Work instruction
How many lines of the listing below hold the word "بكسل"? Answer with the number alone.

+ + + + + + +

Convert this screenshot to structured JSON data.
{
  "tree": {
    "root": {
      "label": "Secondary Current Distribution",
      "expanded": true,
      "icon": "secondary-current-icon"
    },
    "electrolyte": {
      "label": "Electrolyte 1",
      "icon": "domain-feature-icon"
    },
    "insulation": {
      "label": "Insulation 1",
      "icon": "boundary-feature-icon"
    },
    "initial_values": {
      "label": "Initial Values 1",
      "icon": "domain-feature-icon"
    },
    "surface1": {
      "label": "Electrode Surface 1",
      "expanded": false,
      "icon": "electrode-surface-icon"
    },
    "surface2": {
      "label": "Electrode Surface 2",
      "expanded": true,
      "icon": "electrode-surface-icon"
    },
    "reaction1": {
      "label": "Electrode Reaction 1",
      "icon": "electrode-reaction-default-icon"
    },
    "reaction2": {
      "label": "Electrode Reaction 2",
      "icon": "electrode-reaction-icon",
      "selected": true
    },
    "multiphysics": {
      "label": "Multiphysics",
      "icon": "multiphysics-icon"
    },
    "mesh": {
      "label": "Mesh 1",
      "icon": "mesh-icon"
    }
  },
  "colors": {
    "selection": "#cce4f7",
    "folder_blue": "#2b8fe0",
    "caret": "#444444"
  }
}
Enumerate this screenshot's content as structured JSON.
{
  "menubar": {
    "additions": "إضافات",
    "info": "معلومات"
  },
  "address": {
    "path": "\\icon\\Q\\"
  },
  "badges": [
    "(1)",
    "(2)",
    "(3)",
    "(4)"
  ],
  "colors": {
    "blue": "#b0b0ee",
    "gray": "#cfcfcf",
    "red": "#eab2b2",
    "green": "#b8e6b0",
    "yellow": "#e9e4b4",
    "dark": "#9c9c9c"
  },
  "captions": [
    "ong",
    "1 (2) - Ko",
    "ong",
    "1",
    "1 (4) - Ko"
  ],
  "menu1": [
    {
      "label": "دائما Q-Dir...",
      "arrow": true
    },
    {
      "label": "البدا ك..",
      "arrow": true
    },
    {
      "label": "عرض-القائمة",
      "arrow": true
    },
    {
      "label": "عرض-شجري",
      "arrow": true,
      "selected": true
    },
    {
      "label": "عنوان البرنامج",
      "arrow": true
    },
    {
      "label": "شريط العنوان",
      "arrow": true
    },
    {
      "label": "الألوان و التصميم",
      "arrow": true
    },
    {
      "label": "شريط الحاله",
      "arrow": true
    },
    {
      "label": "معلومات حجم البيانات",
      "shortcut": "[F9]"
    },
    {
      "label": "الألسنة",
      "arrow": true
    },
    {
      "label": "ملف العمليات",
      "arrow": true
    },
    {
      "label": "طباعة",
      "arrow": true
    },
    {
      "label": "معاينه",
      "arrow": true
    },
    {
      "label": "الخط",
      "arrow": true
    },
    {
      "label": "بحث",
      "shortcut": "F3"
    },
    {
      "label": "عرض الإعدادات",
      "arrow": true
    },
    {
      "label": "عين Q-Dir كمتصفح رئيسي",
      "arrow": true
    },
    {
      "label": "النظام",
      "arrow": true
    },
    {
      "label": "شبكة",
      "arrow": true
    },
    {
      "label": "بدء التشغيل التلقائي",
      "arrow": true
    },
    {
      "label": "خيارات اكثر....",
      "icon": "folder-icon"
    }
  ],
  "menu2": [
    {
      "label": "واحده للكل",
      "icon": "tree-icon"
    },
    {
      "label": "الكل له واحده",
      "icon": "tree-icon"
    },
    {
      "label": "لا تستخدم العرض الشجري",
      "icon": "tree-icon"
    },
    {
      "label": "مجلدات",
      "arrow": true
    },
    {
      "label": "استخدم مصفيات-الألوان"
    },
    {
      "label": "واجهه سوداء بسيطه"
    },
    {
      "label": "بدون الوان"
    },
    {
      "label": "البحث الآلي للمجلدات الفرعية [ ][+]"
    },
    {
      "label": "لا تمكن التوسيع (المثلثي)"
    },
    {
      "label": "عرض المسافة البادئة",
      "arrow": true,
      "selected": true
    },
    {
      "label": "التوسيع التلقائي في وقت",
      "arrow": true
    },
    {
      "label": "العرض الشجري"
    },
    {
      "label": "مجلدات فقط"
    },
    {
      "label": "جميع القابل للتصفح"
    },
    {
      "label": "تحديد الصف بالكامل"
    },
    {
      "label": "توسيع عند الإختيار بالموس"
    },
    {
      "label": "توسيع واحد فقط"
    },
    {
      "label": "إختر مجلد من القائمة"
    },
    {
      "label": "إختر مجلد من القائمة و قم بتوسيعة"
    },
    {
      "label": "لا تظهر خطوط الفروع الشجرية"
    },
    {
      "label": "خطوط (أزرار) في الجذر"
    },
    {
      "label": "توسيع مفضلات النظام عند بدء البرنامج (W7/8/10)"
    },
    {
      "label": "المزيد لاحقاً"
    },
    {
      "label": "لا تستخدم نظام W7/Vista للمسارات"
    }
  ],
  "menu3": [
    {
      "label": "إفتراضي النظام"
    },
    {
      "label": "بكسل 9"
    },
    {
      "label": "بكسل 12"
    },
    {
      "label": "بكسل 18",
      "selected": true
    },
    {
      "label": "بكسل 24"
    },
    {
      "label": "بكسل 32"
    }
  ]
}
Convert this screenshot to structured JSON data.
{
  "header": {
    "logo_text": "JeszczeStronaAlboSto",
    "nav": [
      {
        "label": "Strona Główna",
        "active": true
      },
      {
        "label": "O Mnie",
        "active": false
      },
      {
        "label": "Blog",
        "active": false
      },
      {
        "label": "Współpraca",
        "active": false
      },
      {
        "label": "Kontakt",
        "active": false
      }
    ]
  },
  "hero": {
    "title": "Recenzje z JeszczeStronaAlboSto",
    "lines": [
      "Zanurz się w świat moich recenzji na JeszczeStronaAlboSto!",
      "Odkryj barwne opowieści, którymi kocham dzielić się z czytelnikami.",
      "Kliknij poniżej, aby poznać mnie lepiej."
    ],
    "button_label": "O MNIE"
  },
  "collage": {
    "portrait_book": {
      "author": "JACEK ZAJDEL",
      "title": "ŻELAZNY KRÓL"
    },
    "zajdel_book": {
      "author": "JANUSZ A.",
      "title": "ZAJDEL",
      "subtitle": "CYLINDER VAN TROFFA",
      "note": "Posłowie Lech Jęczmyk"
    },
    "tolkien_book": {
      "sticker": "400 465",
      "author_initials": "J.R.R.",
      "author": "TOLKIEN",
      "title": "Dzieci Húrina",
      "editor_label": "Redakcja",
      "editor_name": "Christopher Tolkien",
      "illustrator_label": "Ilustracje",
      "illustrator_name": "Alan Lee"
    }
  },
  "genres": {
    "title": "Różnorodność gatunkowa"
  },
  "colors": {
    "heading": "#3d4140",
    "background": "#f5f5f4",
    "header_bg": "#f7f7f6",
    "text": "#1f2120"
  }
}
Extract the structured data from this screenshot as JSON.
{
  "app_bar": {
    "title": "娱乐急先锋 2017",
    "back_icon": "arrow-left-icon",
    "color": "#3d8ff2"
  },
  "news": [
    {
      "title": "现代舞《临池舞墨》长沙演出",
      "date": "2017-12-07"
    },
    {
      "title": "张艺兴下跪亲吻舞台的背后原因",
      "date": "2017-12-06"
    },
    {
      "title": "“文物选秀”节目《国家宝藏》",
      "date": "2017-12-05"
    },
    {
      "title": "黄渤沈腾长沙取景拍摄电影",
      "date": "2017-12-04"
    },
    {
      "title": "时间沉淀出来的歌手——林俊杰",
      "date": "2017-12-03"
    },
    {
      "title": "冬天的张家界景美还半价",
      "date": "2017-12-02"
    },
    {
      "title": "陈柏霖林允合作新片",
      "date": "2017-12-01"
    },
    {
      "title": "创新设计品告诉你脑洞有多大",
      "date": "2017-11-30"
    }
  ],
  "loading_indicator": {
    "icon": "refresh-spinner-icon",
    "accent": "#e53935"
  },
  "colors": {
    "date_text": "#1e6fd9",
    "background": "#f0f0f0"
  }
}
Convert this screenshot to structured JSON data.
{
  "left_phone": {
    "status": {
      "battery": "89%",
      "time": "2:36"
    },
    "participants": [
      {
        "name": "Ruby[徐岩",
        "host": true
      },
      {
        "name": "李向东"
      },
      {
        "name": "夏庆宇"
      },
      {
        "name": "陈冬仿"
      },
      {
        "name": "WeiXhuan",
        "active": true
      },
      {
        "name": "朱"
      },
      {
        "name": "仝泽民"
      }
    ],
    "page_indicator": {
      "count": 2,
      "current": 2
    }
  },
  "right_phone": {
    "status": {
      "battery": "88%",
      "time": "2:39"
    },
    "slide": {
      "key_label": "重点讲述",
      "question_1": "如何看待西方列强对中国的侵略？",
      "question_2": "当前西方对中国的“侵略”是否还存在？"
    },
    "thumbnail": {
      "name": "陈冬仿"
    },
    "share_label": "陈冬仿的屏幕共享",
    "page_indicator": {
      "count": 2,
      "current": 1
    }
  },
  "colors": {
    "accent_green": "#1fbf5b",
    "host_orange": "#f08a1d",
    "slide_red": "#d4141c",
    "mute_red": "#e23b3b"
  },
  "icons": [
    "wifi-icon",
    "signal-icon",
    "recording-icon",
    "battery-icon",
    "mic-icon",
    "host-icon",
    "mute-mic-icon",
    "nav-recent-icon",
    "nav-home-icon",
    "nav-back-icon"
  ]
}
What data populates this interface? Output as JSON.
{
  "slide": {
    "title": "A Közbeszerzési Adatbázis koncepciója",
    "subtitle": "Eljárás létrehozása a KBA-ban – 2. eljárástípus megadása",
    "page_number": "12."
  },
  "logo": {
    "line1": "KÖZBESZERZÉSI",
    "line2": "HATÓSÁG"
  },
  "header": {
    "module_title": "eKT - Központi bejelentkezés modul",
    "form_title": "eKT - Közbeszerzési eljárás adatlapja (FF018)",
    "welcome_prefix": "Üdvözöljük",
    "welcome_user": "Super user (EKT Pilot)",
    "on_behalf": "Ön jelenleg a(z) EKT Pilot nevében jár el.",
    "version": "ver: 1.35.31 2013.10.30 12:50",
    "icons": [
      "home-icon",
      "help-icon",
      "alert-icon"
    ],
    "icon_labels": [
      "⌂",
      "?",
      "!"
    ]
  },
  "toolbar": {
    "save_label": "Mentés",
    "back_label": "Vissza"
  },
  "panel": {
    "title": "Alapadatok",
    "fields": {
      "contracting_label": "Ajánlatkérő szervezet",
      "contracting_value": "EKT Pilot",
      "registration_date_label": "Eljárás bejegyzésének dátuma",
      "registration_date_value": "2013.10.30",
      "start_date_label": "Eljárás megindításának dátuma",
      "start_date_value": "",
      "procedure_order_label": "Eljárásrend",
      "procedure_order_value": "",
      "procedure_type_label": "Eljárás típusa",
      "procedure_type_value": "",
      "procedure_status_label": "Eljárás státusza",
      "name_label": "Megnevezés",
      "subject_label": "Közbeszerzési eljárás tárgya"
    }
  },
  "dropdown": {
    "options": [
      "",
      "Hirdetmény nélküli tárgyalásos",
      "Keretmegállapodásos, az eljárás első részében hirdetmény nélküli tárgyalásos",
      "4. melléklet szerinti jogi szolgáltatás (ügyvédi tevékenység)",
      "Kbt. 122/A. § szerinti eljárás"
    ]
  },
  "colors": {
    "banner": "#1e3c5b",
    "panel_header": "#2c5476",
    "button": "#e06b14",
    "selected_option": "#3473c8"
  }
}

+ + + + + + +

Answer to this problem
5